I couldn’t resist that title. My first weigh-in after starting Weight Watchers was Saturday. I was a little concerned, as the first week on the plan was a bit experimental, while I was figuring everything out. Turns out that the experiment worked, at least for the first week. I faithfully promise right here that I will update that ticker weekly, whether it’s a success story or not. If that doesn’t keep me motivated, nothing will.
In Knitting News:
I have mostly been working on non-Amazing Lace projects. I’ve gotten exactly one row of that Langsjal Johonnu done in the last week. Don’t even ask why, I have no idea. The Socks That Rock might be part of the problem. Boy, is that yarn addictive. And those stripes, I just keep knitting to see the next one appear.
The colors flashed a bit over the instep, but then the stripes straightened right back out again. A little bit of flashing is OK.
The first sock’s worth of gusset decreases are done, it’s all round and round from here.
Instructions for Lorette’s Famous Sock pattern continue. Check this post for the cuff down to the heel.
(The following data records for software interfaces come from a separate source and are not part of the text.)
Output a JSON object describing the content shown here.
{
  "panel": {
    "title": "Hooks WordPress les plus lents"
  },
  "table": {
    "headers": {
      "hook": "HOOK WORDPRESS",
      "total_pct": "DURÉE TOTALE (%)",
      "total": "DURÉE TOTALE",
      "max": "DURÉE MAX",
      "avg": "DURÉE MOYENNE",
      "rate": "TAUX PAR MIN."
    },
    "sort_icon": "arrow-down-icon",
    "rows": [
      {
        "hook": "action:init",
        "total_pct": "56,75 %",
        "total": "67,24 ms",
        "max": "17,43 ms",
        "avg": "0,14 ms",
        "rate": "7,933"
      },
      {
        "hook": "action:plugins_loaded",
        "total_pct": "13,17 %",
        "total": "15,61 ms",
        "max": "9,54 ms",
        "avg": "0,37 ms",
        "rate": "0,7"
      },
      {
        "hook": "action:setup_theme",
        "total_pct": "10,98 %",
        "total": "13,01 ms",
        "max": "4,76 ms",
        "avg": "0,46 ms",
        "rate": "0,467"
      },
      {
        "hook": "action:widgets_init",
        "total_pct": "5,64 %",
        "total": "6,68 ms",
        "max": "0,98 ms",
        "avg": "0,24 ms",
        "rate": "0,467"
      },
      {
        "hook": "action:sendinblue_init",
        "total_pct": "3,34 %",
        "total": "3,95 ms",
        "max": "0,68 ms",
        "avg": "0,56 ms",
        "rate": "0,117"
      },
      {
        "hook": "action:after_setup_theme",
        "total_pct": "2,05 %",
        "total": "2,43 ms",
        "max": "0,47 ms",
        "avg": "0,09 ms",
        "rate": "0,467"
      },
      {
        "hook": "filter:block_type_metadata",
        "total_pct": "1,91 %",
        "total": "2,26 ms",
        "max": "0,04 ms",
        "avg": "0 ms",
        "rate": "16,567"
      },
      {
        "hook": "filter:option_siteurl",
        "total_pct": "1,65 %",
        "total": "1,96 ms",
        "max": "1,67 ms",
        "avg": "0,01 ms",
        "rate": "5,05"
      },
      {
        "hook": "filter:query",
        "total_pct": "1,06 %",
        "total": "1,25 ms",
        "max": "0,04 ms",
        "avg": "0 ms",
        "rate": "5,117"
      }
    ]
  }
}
Put the 32 (half the total) heel stitches on one needle, the other 32 instep stitches should be on the other two needles, ignore them for now. Set this up so the working yarn is at the left end of the row of heel stitches, turn and purl back across them. Now you are ready to do the heel stitch. I like a simple knit one-slip one stitch, though you can get fancy and do variations of this.
Row 1: *Slip 1, Knit 1*, repeat all the way across.
Row 2: Slip 1, then purl all the way across.
Repeat these until you’ve done 32 rows. There should be roughly 16 slipped stitches along the side of the heel. These are the ones you will pick up for the gussets. If you like your socks a little looser around the instep, just do a few more rows of the heel.
Now it’s time for my favorite part, turning the heel. This is just magic, especially when you remember to do it before picking up the gussets. Start the heel turning with a knit-side row.
Row 1: Slip 1, Knit 17 stitches, K2 tog, K1. Turn around so you are heading back the other direction, leaving the remaining stitches unworked.
Row 2: Slip 1, Purl 5, P2 tog, P1, turn again.
Row 3: Slip 1, Knit 6, K2 tog, K1, turn
Row 4: Slip 1, Purl 7, P2tog, P1, turn
Keep doing this until you have worked all the way across the heel stitches, working one more stitch on each pass back and forth. You should end up having just finished a purl row.
Knit across the heel, then pick up 16 stitches along the first side of the heel flap. You may need to pick up more or less to make it work out. I also try to pick up one in the tight little spot between the first side of the gusset and the first needle of the instep, to prevent a hole. Knit across your instep stitches, then pick up the stitches across the other side of the heel flap in the same way. I now rearrange the stitches so I have the instep stitches divided between two needles (16 each in this example), and each side of the gusset along with half the heel stitches on two needles (roughly 26 each, depending on how many gusset stitches you really picked up). I now just knit one round all the way around plain just to settle things down and get ready for the gusset decreases, which I’ll get to in the next post. This is a good time to look at your gussets and make sure you like the
way it looks. If it looks weird, rip it out and do it again. You won’t
like it any better later, trust me.
Last but not least, a gratuitous cat picture.
Relax, Lucy, relax!